The amount includes a $4.5 million allocation from the Central Emergency Response Fund (CERF) and up to $18 million from the Occupied Palestinian Territory Humanitarian Fund.
CERF is a humanitarian fund established by the UN General Assembly in 2006 to enable more timely and reliable humanitarian assistance to those affected by natural disasters and armed conflicts.
The funds released by UN will help provide affected people in Gaza with essential services and humanitarian assistance and dispose of explosive ordnance, according to Lowcock.
“Hostilities have exacerbated the needs of two million people in Gaza who have been debilitated by 13 years of forced isolation and the COVID-19 pandemic,” Lowcock said.
“I welcome the ceasefire and I reiterate my call on all parties to the hostilities to allow for emergency humanitarian relief distribution, and for civilians to purchase food and water, seek medical care and attend to other emergency needs.”
According to the UN official, as of May 21, the escalation of hostilities in Gaza claimed the lives of at least 242 Palestinians, including 66 children and 38 women and injured over 1,900 people.
The violence has displaced over 77,000 Palestinians, who were seeking protection in 58 UNRWA schools, including in 23 designated emergency shelters. Following the ceasefire announcement, most of the displaced have returned home. However, about 1,000 people whose homes were destroyed or severely damaged still remain, he explained
The UN official voiced concern about the transmission of COVID-19 between vulnerable people who huddled in crowded shelters and the health-care system’s inability to deal with the situation.
The hostilities have also caused serious damage to vital civilian infrastructure in Gaza, affecting water, sanitation and hygiene services for hundreds of thousands of people. Electrical power shortages and the damage to the Gaza Ministry of Health Central Laboratory, which processes COVID-19 tests, hinder health-care provision at dozens of centers throughout Gaza, he elaborated.

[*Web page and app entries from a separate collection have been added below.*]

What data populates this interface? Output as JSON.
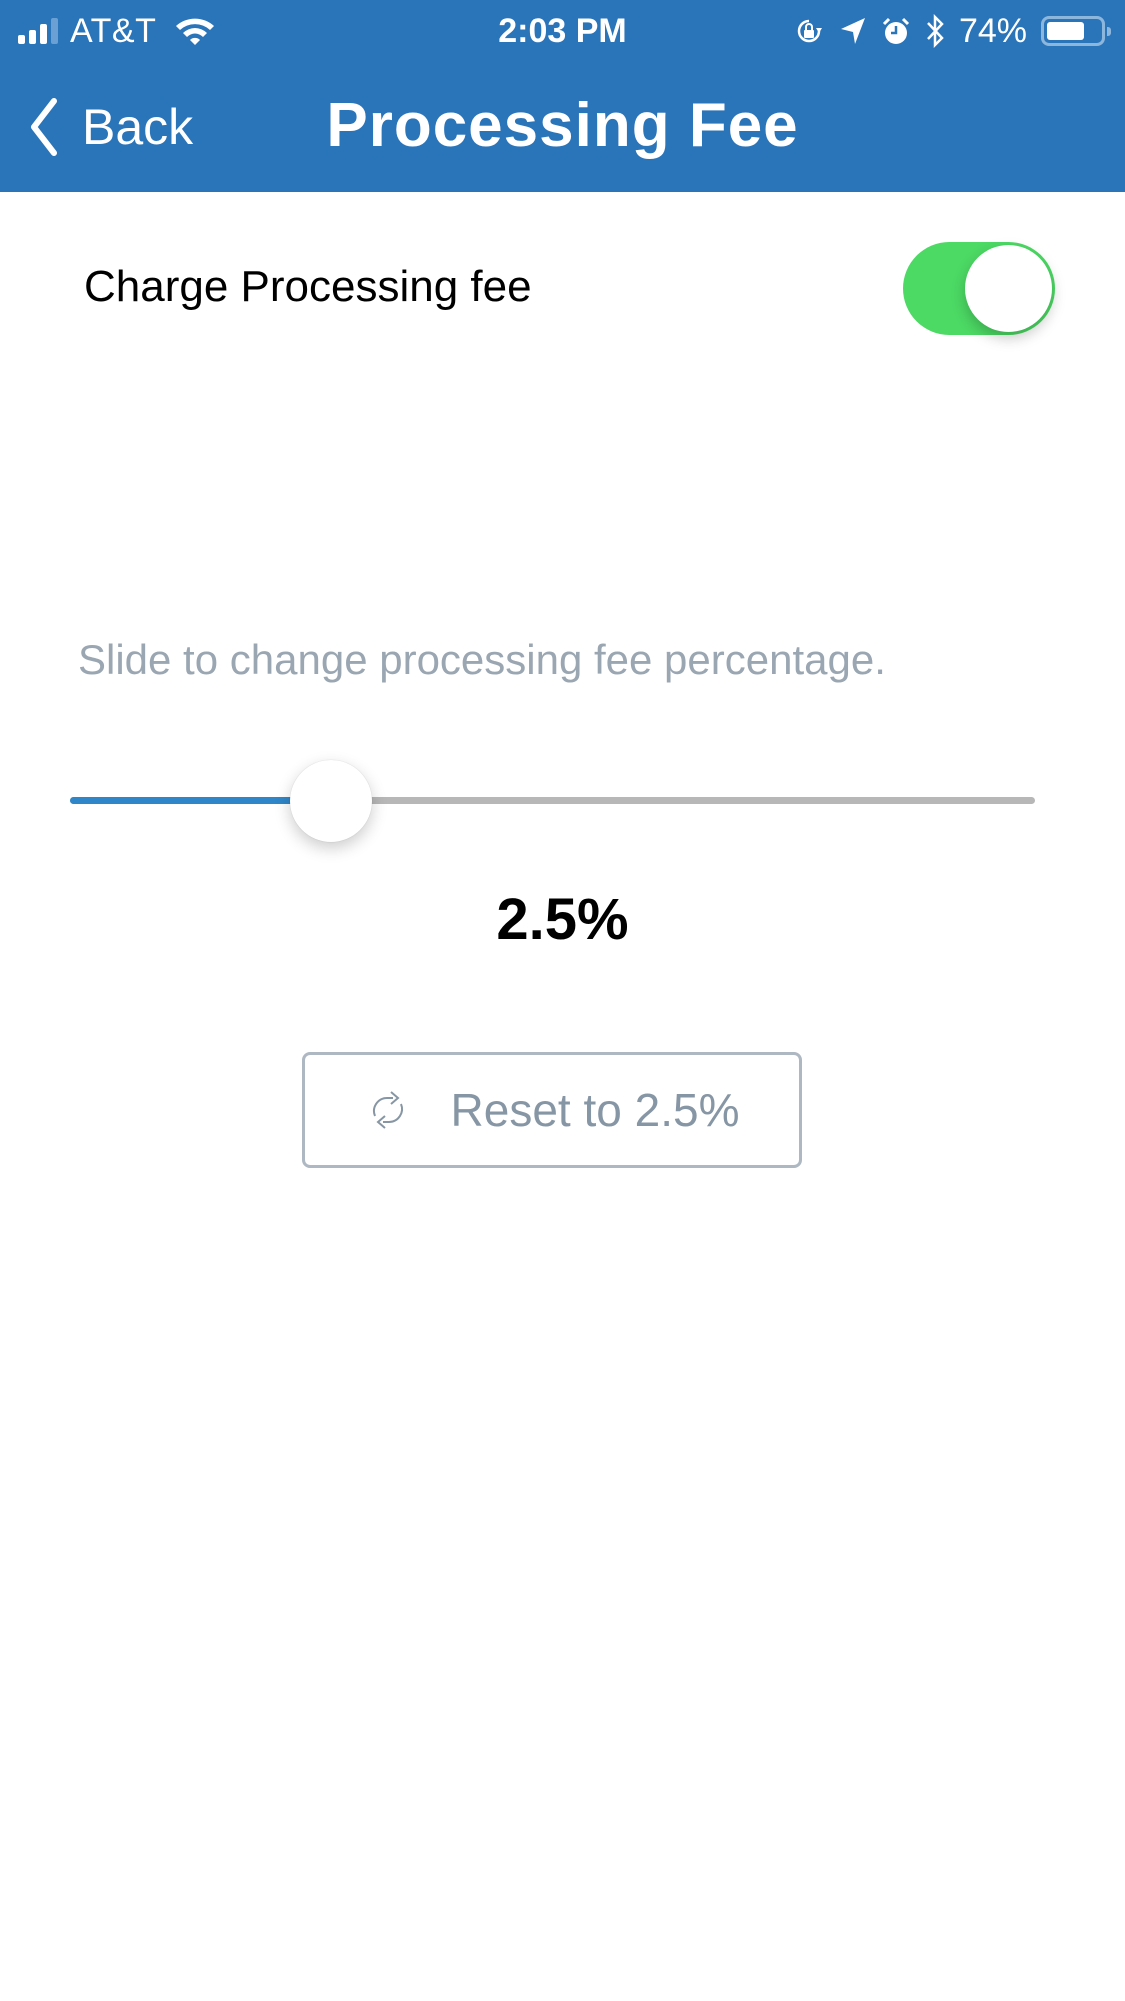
{
  "status_bar": {
    "carrier": "AT&T",
    "time": "2:03 PM",
    "battery_percent_label": "74%",
    "battery_level": 0.74,
    "signal_bars_active": 3,
    "signal_bars_total": 4,
    "icons": [
      "signal-icon",
      "wifi-icon",
      "rotation-lock-icon",
      "location-icon",
      "alarm-icon",
      "bluetooth-icon",
      "battery-icon"
    ]
  },
  "nav": {
    "back_label": "Back",
    "title": "Processing Fee"
  },
  "settings": {
    "charge_fee_label": "Charge Processing fee",
    "charge_fee_enabled": true,
    "toggle_color": "#4cd964"
  },
  "slider": {
    "helper_text": "Slide to change processing fee percentage.",
    "fraction": 0.27,
    "value_label": "2.5%",
    "fill_color": "#2f86c8"
  },
  "reset": {
    "label": "Reset to 2.5%",
    "icon": "refresh-icon"
  },
  "colors": {
    "header_bg": "#2a74b9",
    "muted_text": "#9aa6b2"
  }
}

Hundreds of buildings and homes have been destroyed, damaged or rendered uninhabitable, but the ceasefire in place is permitting repair teams to begin assessing the damage more accurately, he pointed out.